Antiques can be intimidating to restore. You don’t want to do more harm than good and it can feel as though your family heirlooms and other antique items are fragile. We ran across an article in the Daily Herald titled Learn how to restore and maintain your antiques that gives some great tips for beginners.
Carley Lintz writes, “Do you have an heirloom table you’ve always wanted to restore? Or a flea- market-find that needs some TLC? Before you reach for that can of shellac, you might want take a page out of expert furniture restorer Christophe Pourny’s book, “The Furniture Bible”.
Growing up in his parents’ antique store in southern France, Pourny’s love and appreciation for antiques practically began at birth. Since moving to New York 20 years ago, he has collaborated with countless celebrities and interior designers and worked on restoration projects at City Hall and Gracie Mansion.
‘The Furniture Bible” is a guide for anyone who wants to bring new life to old furniture with do-it-yourself restoration. Recently, Pourny sat down to give us the inside scoop on “The Furniture Bible,” common restoration mistakes and how to incorporate antiques into your home décor.

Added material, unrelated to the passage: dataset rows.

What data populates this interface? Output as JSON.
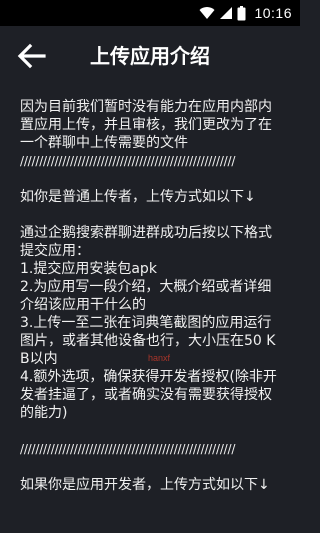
{
  "status_bar": {
    "time": "10:16"
  },
  "header": {
    "title": "上传应用介绍"
  },
  "content": {
    "intro": "因为目前我们暂时没有能力在应用内部内置应用上传，并且审核，我们更改为了在一个群聊中上传需要的文件",
    "separator": "////////////////////////////////////////////////////////",
    "normal_heading": "如你是普通上传者，上传方式如以下↓",
    "join_line": "通过企鹅搜索群聊进群成功后按以下格式提交应用：",
    "steps": [
      "1.提交应用安装包apk",
      "2.为应用写一段介绍，大概介绍或者详细介绍该应用干什么的",
      "3.上传一至二张在词典笔截图的应用运行图片，或者其他设备也行，大小压在50 KB以内",
      "4.额外选项，确保获得开发者授权(除非开发者挂逼了，或者确实没有需要获得授权的能力)"
    ],
    "separator2": "////////////////////////////////////////////////////////",
    "dev_heading": "如果你是应用开发者，上传方式如以下↓"
  },
  "watermark": "hanxf",
  "colors": {
    "background": "#1e2026",
    "status_bar": "#000000",
    "text": "#f0f0f0"
  },
  "icons": {
    "wifi": "wifi-icon",
    "signal": "signal-icon",
    "battery": "battery-icon",
    "back": "arrow-left-icon"
  }
}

Q. What is your advice for first-time restorers? Are there any common mistakes they should try to avoid?
A. Usually people either want to do too much or they don’t want to do anything. Doing too much is like, “I’m going to take this piece, strip it down to a raw piece of furniture and start everything over.” That’s the wrong thing to do because antiques typically have a very forgiving finish that can just be cleaned and upgraded.
Or people decide to do absolutely nothing for years because they think you’re not supposed to touch antiques. Antiques have to be taken care of. If they’re still with us it’s because people took of care of them, maintained them. So it’s one extreme or the other.
Q. So what are some best practices for antique furniture preservation so it lasts for years to come?
A. It’s mostly common sense. Light, humidity, heat and chemicals are usually the things you want to keep away from your antiques. With chemicals that means don’t put anything on antiques that were not made at the time the piece was made — that includes Pledge, spray dust cleaners and all the varnishes. There’s no need to use those things. You can just dry dust a piece of furniture and that’s totally fine.”
As you work to restore and display your antiques, remember that the right draperies can help them look more at home. The velvet draperies available from Half Price Drapes are high quality options that work well with older homes and older antiques. Sheer curtains can also be a great option to lighten up a space that’s heavy with antique wood.